Brown, Hallie Q.
|FRANCES JANE BROWN -- April 15, 1819--April 16, 1914|
Frances Jane Scroggins first saw the light of day in Winchester, Virginia. Her mother, Ellen Anne Scroggins, with three other small girls formed the household. Their names were Harriet, Eliza Anne and Martha Ellen. Their father died leaving them alone and unprotected.
The grandfather of these children was an officer in the Revolutionary War. He did the honorable thing by emancipating the mother and the four little girls. But they were left destitute and were bound out until a few years later when their mother married a free man, William Tocus, and the children were brought under the shelter of a home.
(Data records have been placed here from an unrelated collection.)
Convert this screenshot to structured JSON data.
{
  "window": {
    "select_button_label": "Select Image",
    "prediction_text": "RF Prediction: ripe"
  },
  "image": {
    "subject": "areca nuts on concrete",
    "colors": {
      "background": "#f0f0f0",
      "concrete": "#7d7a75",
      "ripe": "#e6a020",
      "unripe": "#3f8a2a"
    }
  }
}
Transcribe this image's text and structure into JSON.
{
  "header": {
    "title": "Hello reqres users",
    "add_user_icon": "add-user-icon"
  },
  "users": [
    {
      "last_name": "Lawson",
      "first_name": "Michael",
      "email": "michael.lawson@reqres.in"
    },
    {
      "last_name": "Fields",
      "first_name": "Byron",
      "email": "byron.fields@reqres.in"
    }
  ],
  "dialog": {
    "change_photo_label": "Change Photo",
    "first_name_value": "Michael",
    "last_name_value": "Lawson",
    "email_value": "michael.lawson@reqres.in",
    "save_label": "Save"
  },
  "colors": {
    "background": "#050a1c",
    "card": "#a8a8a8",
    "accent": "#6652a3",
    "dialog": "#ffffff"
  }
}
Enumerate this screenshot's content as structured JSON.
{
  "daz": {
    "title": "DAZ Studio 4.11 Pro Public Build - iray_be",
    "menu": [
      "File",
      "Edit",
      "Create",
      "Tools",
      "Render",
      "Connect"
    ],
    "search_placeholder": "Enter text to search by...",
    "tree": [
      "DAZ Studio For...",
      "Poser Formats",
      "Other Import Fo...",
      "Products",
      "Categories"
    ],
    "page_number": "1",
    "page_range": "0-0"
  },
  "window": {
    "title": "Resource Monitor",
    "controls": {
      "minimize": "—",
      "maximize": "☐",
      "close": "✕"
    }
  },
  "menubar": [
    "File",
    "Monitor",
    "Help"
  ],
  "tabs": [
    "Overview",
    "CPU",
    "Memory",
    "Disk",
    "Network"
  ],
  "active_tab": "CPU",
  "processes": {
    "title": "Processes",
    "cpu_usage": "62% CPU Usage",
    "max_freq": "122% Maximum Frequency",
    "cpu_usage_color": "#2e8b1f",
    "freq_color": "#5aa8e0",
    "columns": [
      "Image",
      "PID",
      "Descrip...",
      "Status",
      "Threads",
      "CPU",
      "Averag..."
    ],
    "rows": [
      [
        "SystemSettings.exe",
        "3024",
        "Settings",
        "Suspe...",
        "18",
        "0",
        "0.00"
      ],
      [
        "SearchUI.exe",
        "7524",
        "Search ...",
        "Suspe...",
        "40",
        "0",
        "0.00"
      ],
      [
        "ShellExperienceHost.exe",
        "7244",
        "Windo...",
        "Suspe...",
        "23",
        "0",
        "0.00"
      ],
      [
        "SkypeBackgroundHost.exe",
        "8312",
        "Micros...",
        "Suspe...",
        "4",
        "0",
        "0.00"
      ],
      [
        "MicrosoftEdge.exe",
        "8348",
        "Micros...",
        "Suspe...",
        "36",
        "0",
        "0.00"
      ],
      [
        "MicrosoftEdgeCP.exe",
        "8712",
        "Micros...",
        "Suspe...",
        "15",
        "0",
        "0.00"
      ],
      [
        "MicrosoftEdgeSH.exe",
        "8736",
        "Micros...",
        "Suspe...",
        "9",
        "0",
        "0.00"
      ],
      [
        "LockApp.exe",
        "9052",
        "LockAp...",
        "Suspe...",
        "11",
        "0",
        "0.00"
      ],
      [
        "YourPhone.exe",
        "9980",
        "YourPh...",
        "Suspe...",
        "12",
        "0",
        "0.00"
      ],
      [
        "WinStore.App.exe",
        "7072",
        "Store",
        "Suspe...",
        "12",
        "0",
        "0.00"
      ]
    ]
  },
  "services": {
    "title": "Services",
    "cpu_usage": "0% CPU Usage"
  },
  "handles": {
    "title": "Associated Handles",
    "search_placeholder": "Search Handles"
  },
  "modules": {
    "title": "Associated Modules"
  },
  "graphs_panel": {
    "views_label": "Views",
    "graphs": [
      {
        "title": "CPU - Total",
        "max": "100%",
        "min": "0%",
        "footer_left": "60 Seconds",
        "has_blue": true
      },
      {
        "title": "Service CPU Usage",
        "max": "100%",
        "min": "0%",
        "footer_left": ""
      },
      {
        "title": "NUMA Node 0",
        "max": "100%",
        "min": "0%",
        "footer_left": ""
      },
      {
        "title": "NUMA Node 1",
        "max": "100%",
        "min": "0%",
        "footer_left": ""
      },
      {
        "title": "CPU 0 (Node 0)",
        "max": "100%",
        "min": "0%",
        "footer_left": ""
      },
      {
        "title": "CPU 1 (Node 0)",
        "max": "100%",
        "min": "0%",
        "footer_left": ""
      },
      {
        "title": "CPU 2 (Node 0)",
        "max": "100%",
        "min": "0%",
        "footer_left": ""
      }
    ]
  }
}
Frances Jane, the subject of this sketch, often related the cruel treatment at the hands of her "bound mistress," lack of food, clothes and sharp reproof; often stripes from leather tawse upon her bare shoulders. She was frequently mistaken for the daughter of her mistress which so enraged that lady that Frances' long, black hair was cut zigzag that it might grow curly, but it only grew out the straighter. She was made to stand in the sun to tan her, but her complexion was as soft and beautiful as a rose petal. The rigid laws of Virginia prohibited her from ever learning to read or write.
Other children came to the Tocus family increasing the number to seven. It was then that the father, with rare courage and faith determined to migrate to a free state. Frances relates the journey. "We were placed in a big old fashioned covered wagon drawn by four large, black horses which were Daddy's pride. There was plenty of room for us all with feather beds and patch work quilts. We were